3 Art impacts mental and emotional well being
You’ve probably seen the use of art as young as grade school. And even before you ever stepped into your kindergarten class, happily toting your backpack full of colored pencils, watercolors, and magic markers your parents were encouraging your creativity with Crayola art sets and artist easels–just not on their pristine white living room walls. Can you recall the freedom and enthusiasm you had when coloring outside of the lines was the only way to do art?
That enjoyment was completely intentional. Especially considering the energy we had as children, art allowed us to channel that energy while also cultivating our mental and emotional wellness. We learned early on the meditative and healing value of our before we were conscious of it. You may recall turning to a sketchbook and drawing book whenever you wanted to relax, even if you didn’t call it relaxing.
There was a reason for that.
A 2010 Australian Psychiatry study by Geraldine Hunter and Ernest Hunter on the power of art as a creative recovery tool for mental health identifies art as beneficial as a tool for “community participation and social cohesion”. This cohesion is assistance to one’s mental health and because individual mental health is interconnected with the collective “social and emotional wellbeing” arts influence is poignant. Whole states are using art in the promotion of country-wide mental health initiatives (Dyer & Hunter)
Art is unquestionably one of the purest and highest elements in human happiness. It trains the mind through the eye, and the eye through the mind. As the sun colours flowers, so does art colour life.
― John Lubbock

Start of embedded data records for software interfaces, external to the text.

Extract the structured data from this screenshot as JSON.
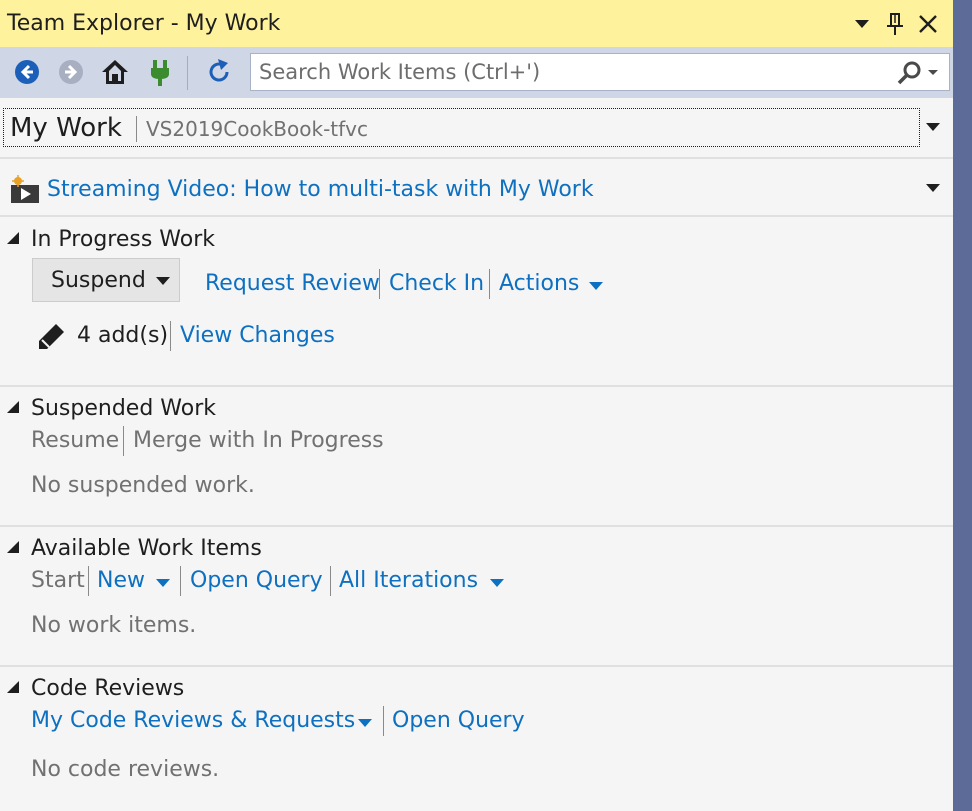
{
  "window": {
    "title": "Team Explorer - My Work",
    "dropdown_icon": "chevron-down-icon",
    "pin_icon": "pin-icon",
    "close_icon": "close-icon"
  },
  "toolbar": {
    "buttons": [
      "back-icon",
      "forward-icon",
      "home-icon",
      "connect-icon",
      "refresh-icon"
    ],
    "search_placeholder": "Search Work Items (Ctrl+')"
  },
  "header": {
    "page_title": "My Work",
    "project": "VS2019CookBook-tfvc"
  },
  "video_link": "Streaming Video: How to multi-task with My Work",
  "in_progress": {
    "title": "In Progress Work",
    "suspend_label": "Suspend",
    "actions": [
      "Request Review",
      "Check In",
      "Actions"
    ],
    "changes_count": "4 add(s)",
    "view_changes": "View Changes"
  },
  "suspended": {
    "title": "Suspended Work",
    "actions": [
      "Resume",
      "Merge with In Progress"
    ],
    "empty": "No suspended work."
  },
  "available": {
    "title": "Available Work Items",
    "actions": [
      "Start",
      "New",
      "Open Query",
      "All Iterations"
    ],
    "empty": "No work items."
  },
  "code_reviews": {
    "title": "Code Reviews",
    "actions": [
      "My Code Reviews & Requests",
      "Open Query"
    ],
    "empty": "No code reviews."
  },
  "colors": {
    "title_bar": "#fff29d",
    "toolbar": "#cfd6e5",
    "link": "#0e70c0",
    "frame": "#5d6b99",
    "panel": "#f5f5f5"
  }
}
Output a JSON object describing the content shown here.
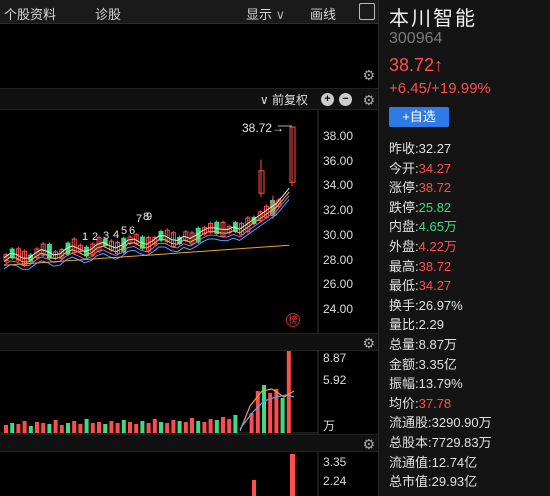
{
  "toolbar": {
    "tab1": "个股资料",
    "tab2": "诊股",
    "display": "显示",
    "draw": "画线"
  },
  "chart_header": {
    "adjust": "前复权"
  },
  "kline": {
    "price_axis": [
      "38.00",
      "36.00",
      "34.00",
      "32.00",
      "30.00",
      "28.00",
      "26.00",
      "24.00"
    ],
    "last_price_tag": "38.72→",
    "marker_digits": [
      "1",
      "2",
      "3",
      "4",
      "5",
      "6",
      "7",
      "8",
      "9"
    ],
    "badge": "榜"
  },
  "volume": {
    "axis": [
      "8.87",
      "5.92"
    ],
    "unit": "万"
  },
  "indicator": {
    "axis": [
      "3.35",
      "2.24"
    ]
  },
  "colors": {
    "up": "#ff4d4d",
    "down": "#3ddc84",
    "accent": "#2f7ae5"
  },
  "stock": {
    "name": "本川智能",
    "code": "300964",
    "price": "38.72↑",
    "change": "+6.45/+19.99%",
    "add_label": "+自选"
  },
  "quotes": [
    {
      "label": "昨收:",
      "value": "32.27",
      "color": "white"
    },
    {
      "label": "今开:",
      "value": "34.27",
      "color": "red"
    },
    {
      "label": "涨停:",
      "value": "38.72",
      "color": "red"
    },
    {
      "label": "跌停:",
      "value": "25.82",
      "color": "green"
    },
    {
      "label": "内盘:",
      "value": "4.65万",
      "color": "green"
    },
    {
      "label": "外盘:",
      "value": "4.22万",
      "color": "red"
    },
    {
      "label": "最高:",
      "value": "38.72",
      "color": "red"
    },
    {
      "label": "最低:",
      "value": "34.27",
      "color": "red"
    },
    {
      "label": "换手:",
      "value": "26.97%",
      "color": "white"
    },
    {
      "label": "量比:",
      "value": "2.29",
      "color": "white"
    },
    {
      "label": "总量:",
      "value": "8.87万",
      "color": "white"
    },
    {
      "label": "金额:",
      "value": "3.35亿",
      "color": "white"
    },
    {
      "label": "振幅:",
      "value": "13.79%",
      "color": "white"
    },
    {
      "label": "均价:",
      "value": "37.78",
      "color": "red"
    },
    {
      "label": "流通股:",
      "value": "3290.90万",
      "color": "white"
    },
    {
      "label": "总股本:",
      "value": "7729.83万",
      "color": "white"
    },
    {
      "label": "流通值:",
      "value": "12.74亿",
      "color": "white"
    },
    {
      "label": "总市值:",
      "value": "29.93亿",
      "color": "white"
    }
  ]
}
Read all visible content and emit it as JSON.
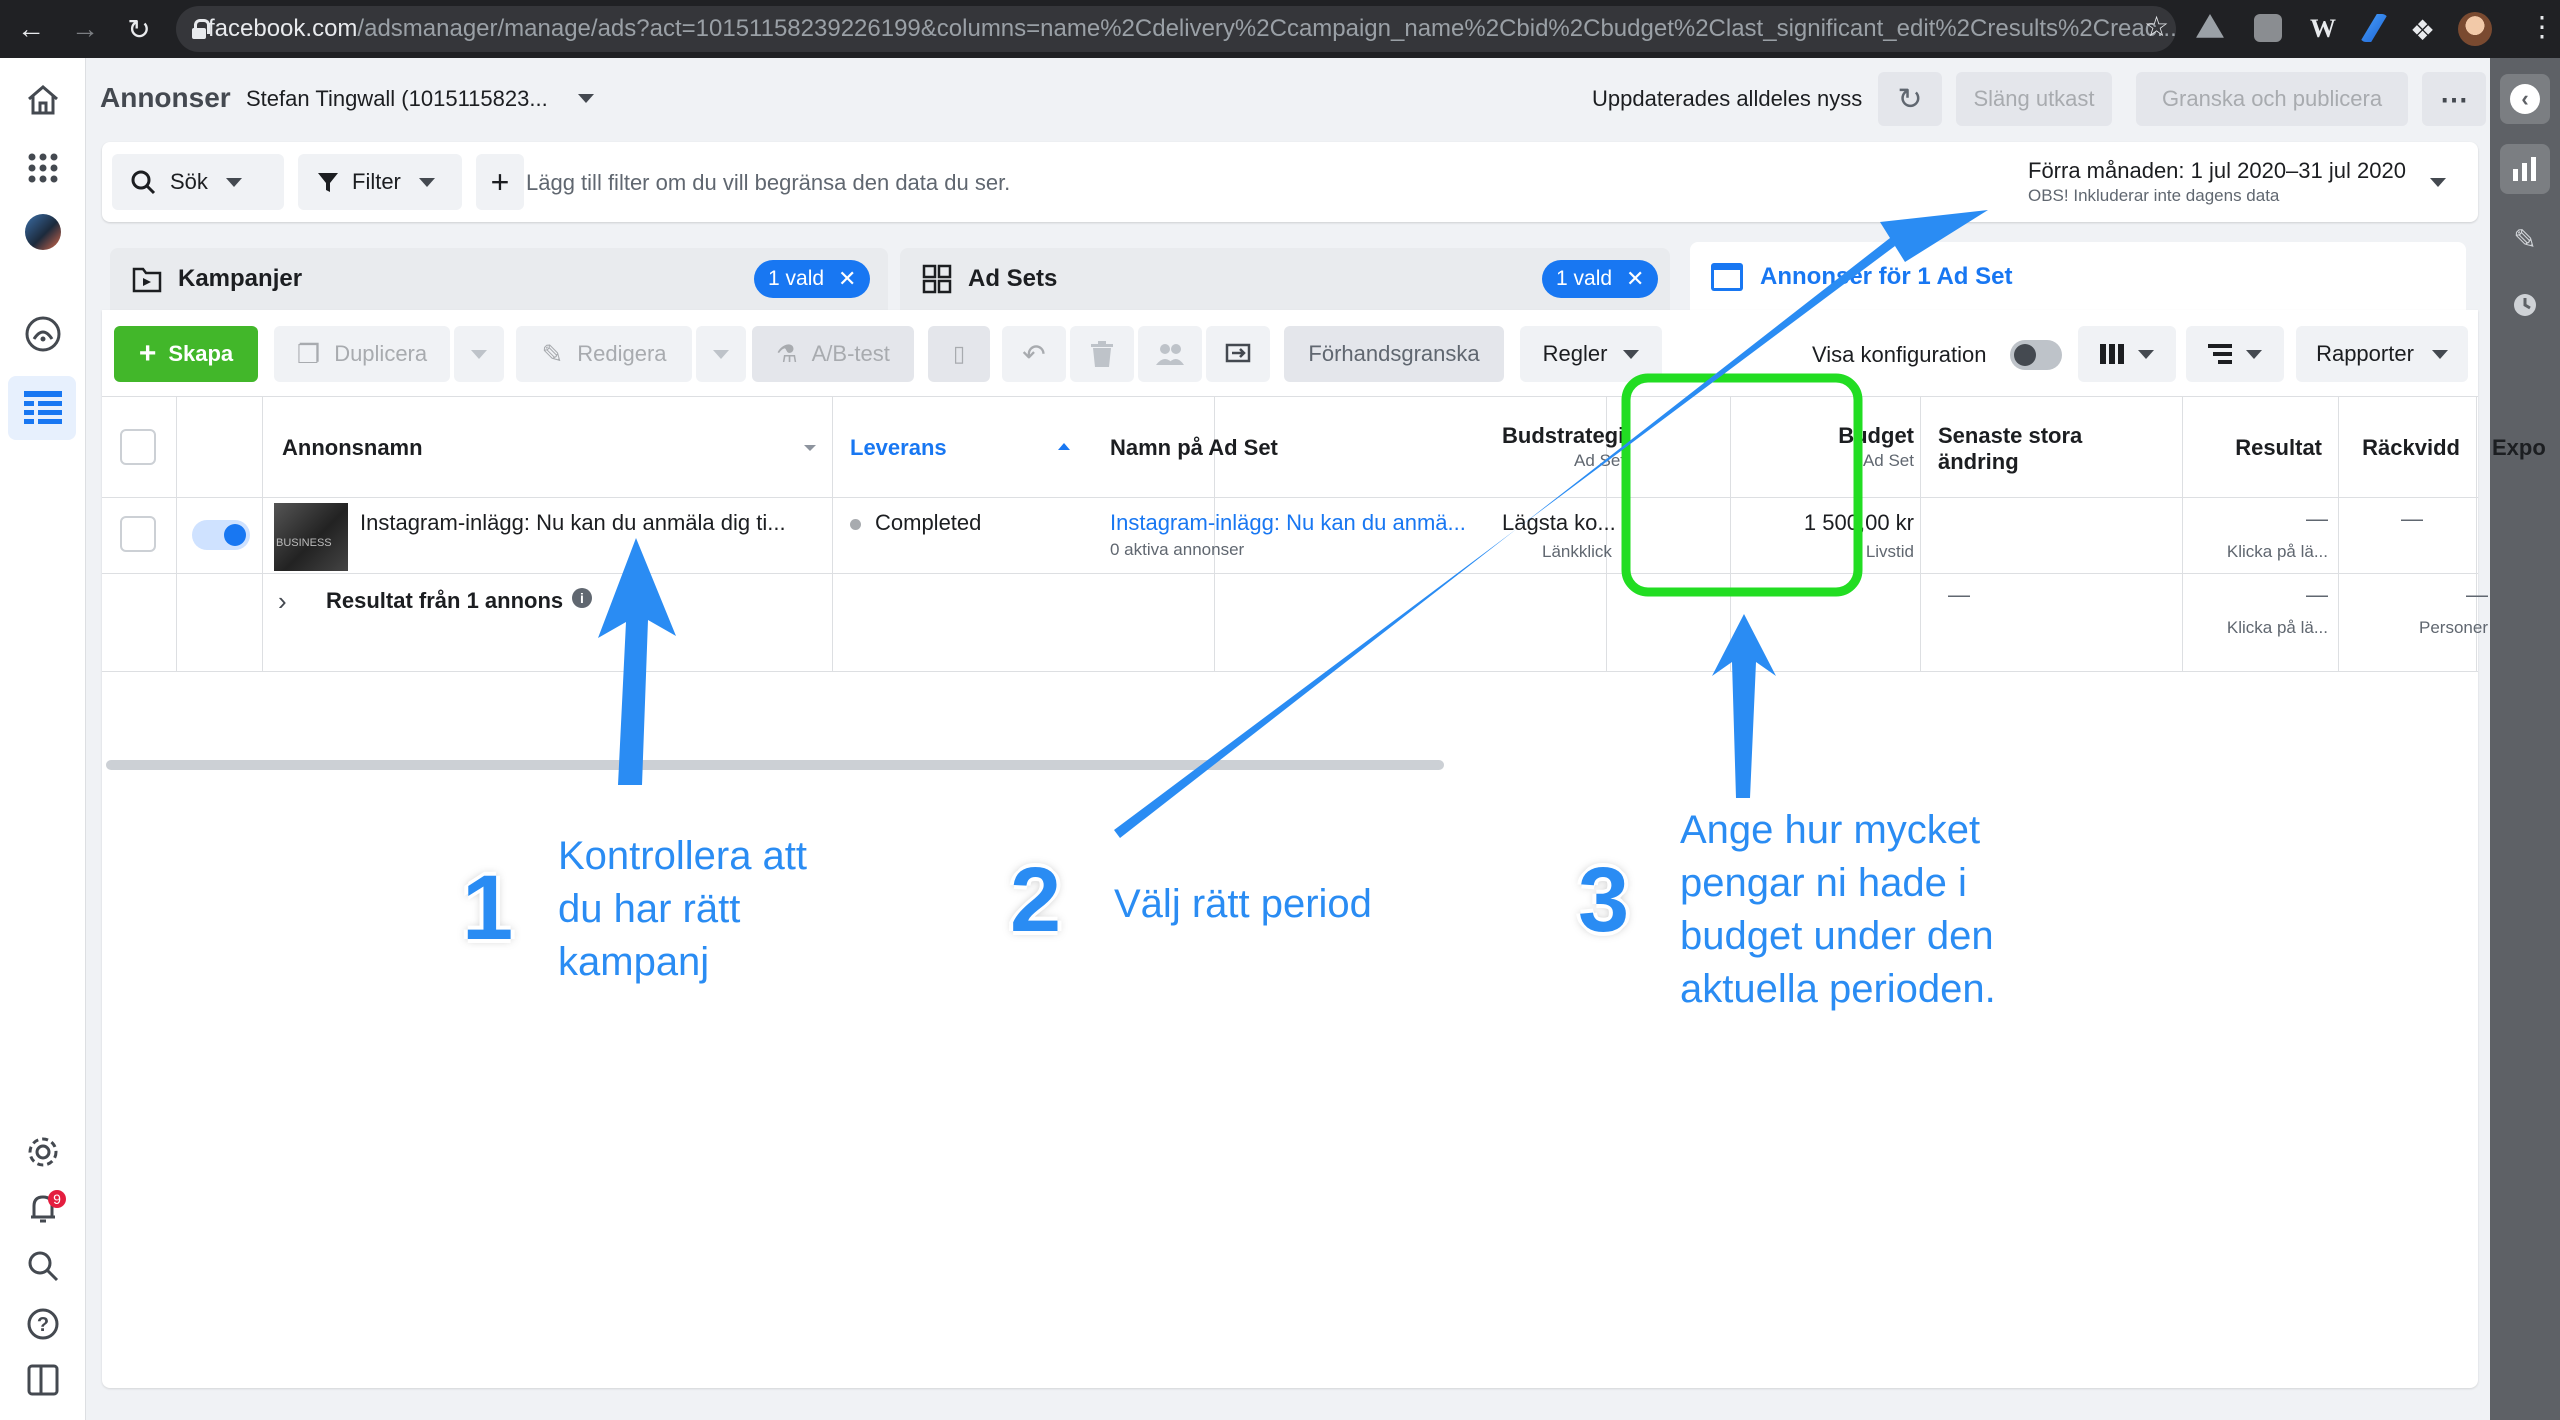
{
  "browser": {
    "url_host": "facebook.com",
    "url_path": "/adsmanager/manage/ads?act=10151158239226199&columns=name%2Cdelivery%2Ccampaign_name%2Cbid%2Cbudget%2Clast_significant_edit%2Cresults%2Creac..."
  },
  "header": {
    "title": "Annonser",
    "account": "Stefan Tingwall (1015115823...",
    "updated": "Uppdaterades alldeles nyss",
    "discard_label": "Släng utkast",
    "review_label": "Granska och publicera"
  },
  "filter": {
    "search_label": "Sök",
    "filter_label": "Filter",
    "placeholder": "Lägg till filter om du vill begränsa den data du ser.",
    "date_range": "Förra månaden: 1 jul 2020–31 jul 2020",
    "date_note": "OBS! Inkluderar inte dagens data"
  },
  "tabs": {
    "campaigns": {
      "label": "Kampanjer",
      "chip": "1 vald"
    },
    "adsets": {
      "label": "Ad Sets",
      "chip": "1 vald"
    },
    "ads": {
      "label": "Annonser för 1 Ad Set"
    }
  },
  "toolbar": {
    "create": "Skapa",
    "duplicate": "Duplicera",
    "edit": "Redigera",
    "ab_test": "A/B-test",
    "preview": "Förhandsgranska",
    "rules": "Regler",
    "show_config": "Visa konfiguration",
    "reports": "Rapporter"
  },
  "table": {
    "headers": {
      "ad_name": "Annonsnamn",
      "delivery": "Leverans",
      "adset_name": "Namn på Ad Set",
      "bid_strategy": "Budstrategi",
      "bid_strategy_sub": "Ad Set",
      "budget": "Budget",
      "budget_sub": "Ad Set",
      "last_edit_line1": "Senaste stora",
      "last_edit_line2": "ändring",
      "results": "Resultat",
      "reach": "Räckvidd",
      "exposure": "Expo"
    },
    "row": {
      "ad_name": "Instagram-inlägg: Nu kan du anmäla dig ti...",
      "delivery": "Completed",
      "adset_name": "Instagram-inlägg: Nu kan du anmä...",
      "adset_sub": "0 aktiva annonser",
      "bid": "Lägsta ko...",
      "bid_sub": "Länkklick",
      "budget": "1 500,00 kr",
      "budget_sub": "Livstid",
      "results": "—",
      "results_sub": "Klicka på lä...",
      "reach": "—"
    },
    "summary": {
      "label": "Resultat från 1 annons",
      "last_edit": "—",
      "results": "—",
      "results_sub": "Klicka på lä...",
      "reach": "—",
      "reach_sub": "Personer"
    }
  },
  "annotations": [
    {
      "number": "1",
      "lines": [
        "Kontrollera att",
        "du har rätt",
        "kampanj"
      ]
    },
    {
      "number": "2",
      "lines": [
        "Välj rätt period"
      ]
    },
    {
      "number": "3",
      "lines": [
        "Ange hur mycket",
        "pengar ni hade i",
        "budget under den",
        "aktuella perioden."
      ]
    }
  ],
  "notifications_count": "9",
  "colors": {
    "accent_blue": "#1877f2",
    "annotation_blue": "#2a8cf3",
    "highlight_green": "#22dd22",
    "create_green": "#42b72a"
  }
}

Theresa Van Lith, Margot Schofield, and Patricia Fenner found in a critical evidence-based study for Disability and Rehabilitation Journal of art-based practices that art has the ability to assist in the development of “self-discovery, self-expression, relationships, and social identity”. There is a compounding benefit when these elements can be nurtured and grown through the use of the art, applied in a direct sense. Imagine all the development art has created for the collective without these considered boundaries. The scholars also cited the arts’ notable contribution to mental health recovery (Van Lith, Schofield, & Fenner).
Because of the correlation between art and the improvement of mental wellbeing art courses have been introduced and study for their impact. Secker, Loughran, Heydinrych, and Kent studied 29 introductory art courses and their participants and found there were “significant improvements in well-being and social inclusion”. Not only that but those students taking the courses self-reported their experiences as positive and said this experience was directly related to their participation in the art courses (Secker, Loughran, Heydinrych, & Kent).
It is clear art is up to something serious. Buying art links right back into this positive feedback loop.